The diversity of political regimes is morally acceptable, provided they serve the legitimate good of the communities that adopt them. Regimes whose nature is contrary to the natural law, to the public order, and to the fundamental rights of persons cannot achieve the common good of the nations on which they have been imposed.In short, Catholicism believes in the legitimacy of the state and in an active but limited role for the government in human life. Catholicism diverges from the modern liberal view of the state by insisting on limits on state authority bounded by natural law and the common good. Catholicism also diverges from the libertarian view of the state by insisting on the legitimate authority of the state in upholding natural law and the common good. Deo gratias.

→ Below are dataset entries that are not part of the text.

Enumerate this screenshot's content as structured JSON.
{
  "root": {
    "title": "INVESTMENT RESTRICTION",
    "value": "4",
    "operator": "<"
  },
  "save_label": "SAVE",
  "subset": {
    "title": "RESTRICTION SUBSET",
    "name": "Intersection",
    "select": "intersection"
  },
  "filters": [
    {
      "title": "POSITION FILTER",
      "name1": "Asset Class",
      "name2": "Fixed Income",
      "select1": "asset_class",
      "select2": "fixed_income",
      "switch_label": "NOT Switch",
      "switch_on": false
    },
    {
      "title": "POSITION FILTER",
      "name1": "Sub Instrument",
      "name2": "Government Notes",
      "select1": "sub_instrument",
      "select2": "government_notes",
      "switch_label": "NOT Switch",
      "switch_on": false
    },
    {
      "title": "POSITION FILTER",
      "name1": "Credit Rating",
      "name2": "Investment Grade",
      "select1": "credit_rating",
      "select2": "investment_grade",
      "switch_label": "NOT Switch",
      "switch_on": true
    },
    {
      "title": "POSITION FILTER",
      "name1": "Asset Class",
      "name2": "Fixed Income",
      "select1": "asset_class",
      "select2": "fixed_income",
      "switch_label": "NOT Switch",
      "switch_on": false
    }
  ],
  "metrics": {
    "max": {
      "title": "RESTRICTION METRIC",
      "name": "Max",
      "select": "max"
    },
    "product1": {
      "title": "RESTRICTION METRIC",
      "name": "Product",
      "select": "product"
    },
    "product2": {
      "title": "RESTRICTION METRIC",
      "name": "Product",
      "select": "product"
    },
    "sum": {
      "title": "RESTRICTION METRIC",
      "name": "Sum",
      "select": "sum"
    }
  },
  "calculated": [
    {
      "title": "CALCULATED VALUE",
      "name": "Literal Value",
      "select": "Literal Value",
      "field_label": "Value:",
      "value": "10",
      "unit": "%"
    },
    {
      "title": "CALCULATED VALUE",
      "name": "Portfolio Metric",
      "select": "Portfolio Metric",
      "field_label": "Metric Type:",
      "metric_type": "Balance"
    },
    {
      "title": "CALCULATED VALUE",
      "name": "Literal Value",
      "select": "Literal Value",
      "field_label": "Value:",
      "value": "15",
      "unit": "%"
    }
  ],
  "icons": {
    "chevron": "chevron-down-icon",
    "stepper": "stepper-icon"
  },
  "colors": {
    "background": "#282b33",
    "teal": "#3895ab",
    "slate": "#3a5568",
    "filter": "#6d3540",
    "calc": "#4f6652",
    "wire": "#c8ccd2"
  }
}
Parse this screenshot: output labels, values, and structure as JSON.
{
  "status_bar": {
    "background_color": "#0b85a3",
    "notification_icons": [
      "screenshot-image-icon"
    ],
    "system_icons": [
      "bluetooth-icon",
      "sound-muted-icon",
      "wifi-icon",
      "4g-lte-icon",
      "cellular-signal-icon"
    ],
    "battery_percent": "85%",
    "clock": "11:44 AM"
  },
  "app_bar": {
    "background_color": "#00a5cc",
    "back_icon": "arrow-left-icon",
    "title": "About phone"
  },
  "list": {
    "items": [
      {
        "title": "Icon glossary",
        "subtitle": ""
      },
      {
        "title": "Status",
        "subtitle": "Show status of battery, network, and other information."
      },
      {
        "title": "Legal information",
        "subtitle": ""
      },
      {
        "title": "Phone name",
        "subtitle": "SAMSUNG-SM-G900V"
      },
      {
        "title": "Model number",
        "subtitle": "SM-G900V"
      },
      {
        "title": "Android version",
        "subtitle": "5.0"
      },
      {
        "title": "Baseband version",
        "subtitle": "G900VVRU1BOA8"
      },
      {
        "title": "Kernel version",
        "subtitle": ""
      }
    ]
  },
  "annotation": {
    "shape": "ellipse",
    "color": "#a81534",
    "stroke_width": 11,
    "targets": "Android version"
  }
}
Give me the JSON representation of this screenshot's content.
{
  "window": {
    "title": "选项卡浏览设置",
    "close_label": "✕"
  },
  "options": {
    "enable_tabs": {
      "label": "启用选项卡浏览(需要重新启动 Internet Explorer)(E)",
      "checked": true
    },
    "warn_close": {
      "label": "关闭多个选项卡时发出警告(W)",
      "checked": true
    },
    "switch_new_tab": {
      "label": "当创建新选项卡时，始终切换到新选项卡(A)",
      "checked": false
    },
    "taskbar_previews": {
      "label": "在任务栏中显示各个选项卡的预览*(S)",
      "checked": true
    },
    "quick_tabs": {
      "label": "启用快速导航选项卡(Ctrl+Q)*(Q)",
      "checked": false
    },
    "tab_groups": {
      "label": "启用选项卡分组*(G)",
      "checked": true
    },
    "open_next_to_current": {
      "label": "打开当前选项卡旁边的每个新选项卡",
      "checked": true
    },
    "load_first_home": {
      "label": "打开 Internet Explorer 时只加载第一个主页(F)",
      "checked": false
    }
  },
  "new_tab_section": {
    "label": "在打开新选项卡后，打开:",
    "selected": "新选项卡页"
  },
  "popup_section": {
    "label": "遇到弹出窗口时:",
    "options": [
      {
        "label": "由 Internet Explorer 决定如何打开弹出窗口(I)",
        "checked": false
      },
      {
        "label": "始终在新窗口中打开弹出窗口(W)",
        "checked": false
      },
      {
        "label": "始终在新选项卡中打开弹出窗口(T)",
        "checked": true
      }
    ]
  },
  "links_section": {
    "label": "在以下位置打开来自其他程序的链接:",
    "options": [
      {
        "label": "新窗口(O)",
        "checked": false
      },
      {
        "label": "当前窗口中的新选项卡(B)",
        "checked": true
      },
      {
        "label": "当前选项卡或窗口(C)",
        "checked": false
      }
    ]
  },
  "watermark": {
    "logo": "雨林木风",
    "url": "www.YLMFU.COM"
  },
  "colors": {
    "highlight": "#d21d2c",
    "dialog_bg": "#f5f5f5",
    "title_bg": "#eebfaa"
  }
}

Related item: Mark Shea reminds us that in this post that "The Gospel is Not a Political Programme." Something that bears reminding. While the Catholic Church does not propose a definitive model of government or economics, it does incorporate fundamental principles about natural law and its role in secular law and government, as my post above indicates. Within the ambit of the natural law, however, there are a wide range of possible political & economic systems. In its consistent teaching, the Catholic Church upholds both the natural law and the positive & limited role of government in effectuating the principles of natural law in the public square.